You can use it measure-for-measure in place of all-purpose flour in most recipes (I’ve had the best success in quick breads, such as scones, muffins and breads like pumpkin bread—I now prefer it in many such recipes). I wouldn’t advise the measure-for-measure substitution for delicate cakes, but I have used it in more casual cakes (e.g., upside cakes and a one bowl chocolate cake) with wonderful results.You can mail order it, but it’s readily available in grocery stores (I use my tiny town as a barometer: they have it in all of the grocery stores here, so it’s very likely in your supermarket, too).My scones are baked and cooled—I’m going to wrap them up for tomorrow morning (confession—Christmas Eve started early, Kevin and I already ate one) to gobble up with coffee and fruit.

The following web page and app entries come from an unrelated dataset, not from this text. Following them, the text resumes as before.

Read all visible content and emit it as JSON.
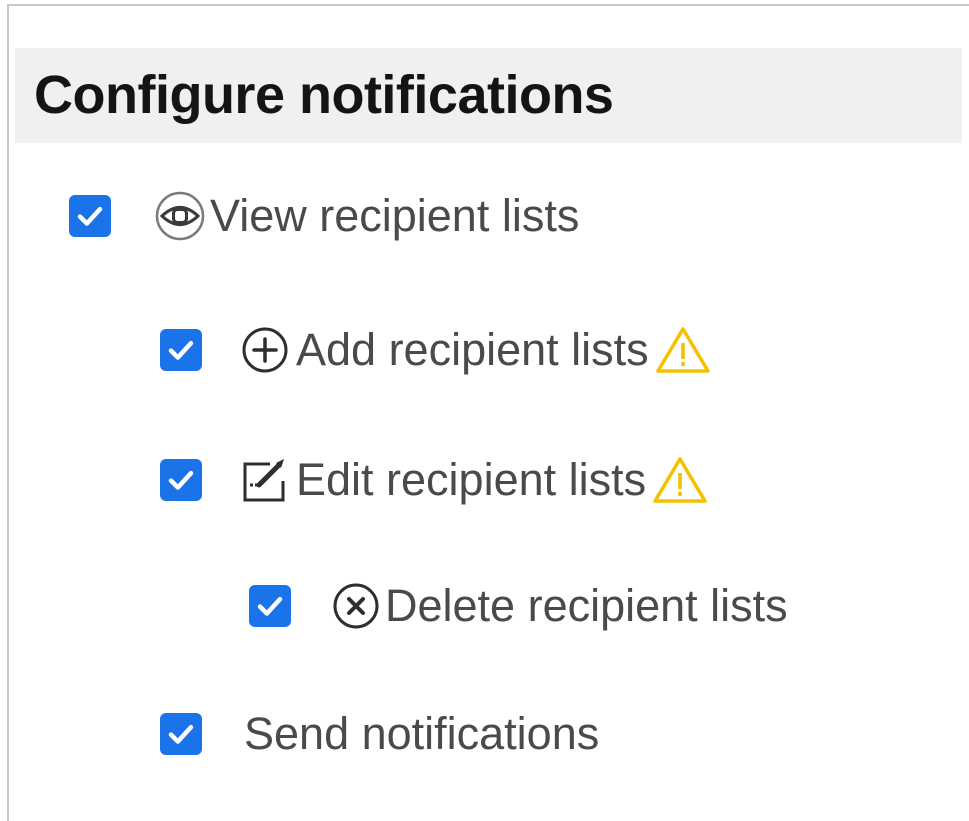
{
  "title": "Configure notifications",
  "permissions": [
    {
      "label": "View recipient lists",
      "checked": true,
      "icon": "eye-icon",
      "warning": false
    },
    {
      "label": "Add recipient lists",
      "checked": true,
      "icon": "plus-circle-icon",
      "warning": true
    },
    {
      "label": "Edit recipient lists",
      "checked": true,
      "icon": "edit-icon",
      "warning": true
    },
    {
      "label": "Delete recipient lists",
      "checked": true,
      "icon": "x-circle-icon",
      "warning": false
    },
    {
      "label": "Send notifications",
      "checked": true,
      "icon": null,
      "warning": false
    }
  ],
  "colors": {
    "checkbox": "#1a73e8",
    "warning": "#f5c000",
    "header_bg": "#f0f0f0"
  }
}
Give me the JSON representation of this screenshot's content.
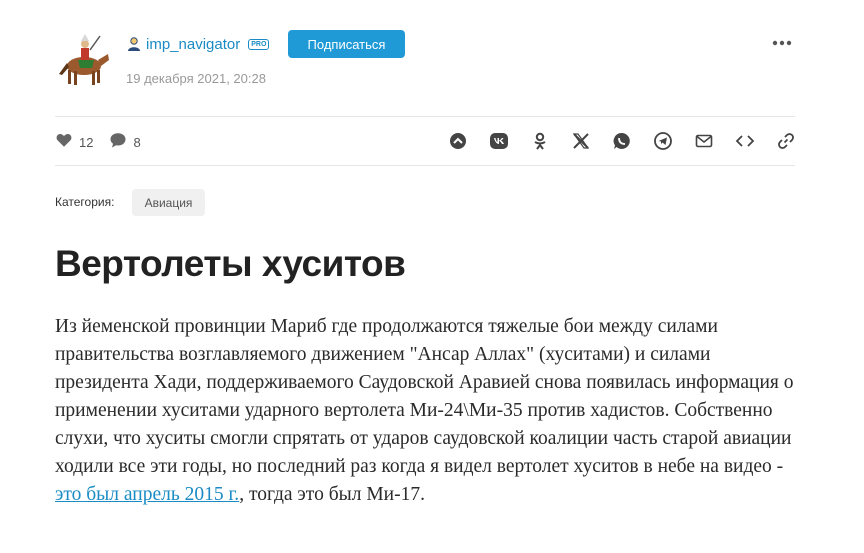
{
  "author": {
    "name": "imp_navigator",
    "badge": "PRO",
    "date": "19 декабря 2021, 20:28"
  },
  "subscribe_label": "Подписаться",
  "stats": {
    "likes": "12",
    "comments": "8"
  },
  "share_icons": [
    "share-icon",
    "vk-icon",
    "ok-icon",
    "x-icon",
    "whatsapp-icon",
    "telegram-icon",
    "mail-icon",
    "embed-icon",
    "link-icon"
  ],
  "category": {
    "label": "Категория:",
    "value": "Авиация"
  },
  "article": {
    "title": "Вертолеты хуситов",
    "paragraph_before": "Из йеменской провинции Мариб где продолжаются тяжелые бои между силами правительства возглавляемого движением \"Ансар Аллах\" (хуситами) и силами президента Хади, поддерживаемого Саудовской Аравией снова появилась информация о применении хуситами ударного вертолета Ми-24\\Ми-35 против хадистов. Собственно слухи, что хуситы смогли спрятать от ударов саудовской коалиции часть старой авиации ходили все эти годы, но последний раз когда я видел вертолет хуситов в небе на видео - ",
    "link_text": "это был апрель 2015 г.",
    "paragraph_after": ", тогда это был Ми-17."
  },
  "colors": {
    "accent": "#1f9ad6",
    "link": "#1a8bc4",
    "icon": "#444444"
  }
}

In a medium bowl whisk the coconut milk, almond extract and egg until just blended.
Add coconut milk mixture to flour mixture, stirring just until moist (dough will be sticky).
Turn the dough out onto a well-floured surface. Dust top of the dough with flour, and pat with fingertips into an 8-inch square. Use biscuit cutter to cut 8 circles,re-patting dough as needed. Arrange scones 1/2 inch apart on a baking sheet coated with nonstick cooking spray. Brush egg white over wedges and sprinkle with turbinado sugar.
Bake 22-25 minutes or until golden. Transfer to wire rack with a spatula and cool 5 minutes. Serve warm or cool to room temperature. Makes 8 scones.
Making Ahead: These scones are excellent make-ahead options. Cool completely then store in airtight container in the refrigerator for up to 3 days (rewarm as desired). Or freeze by wrapping cooled scones in aluminum foil, then in an airtight freezer bag. Freeze for up to 2 months (they only take about 20 minutes to defrost on the countertop).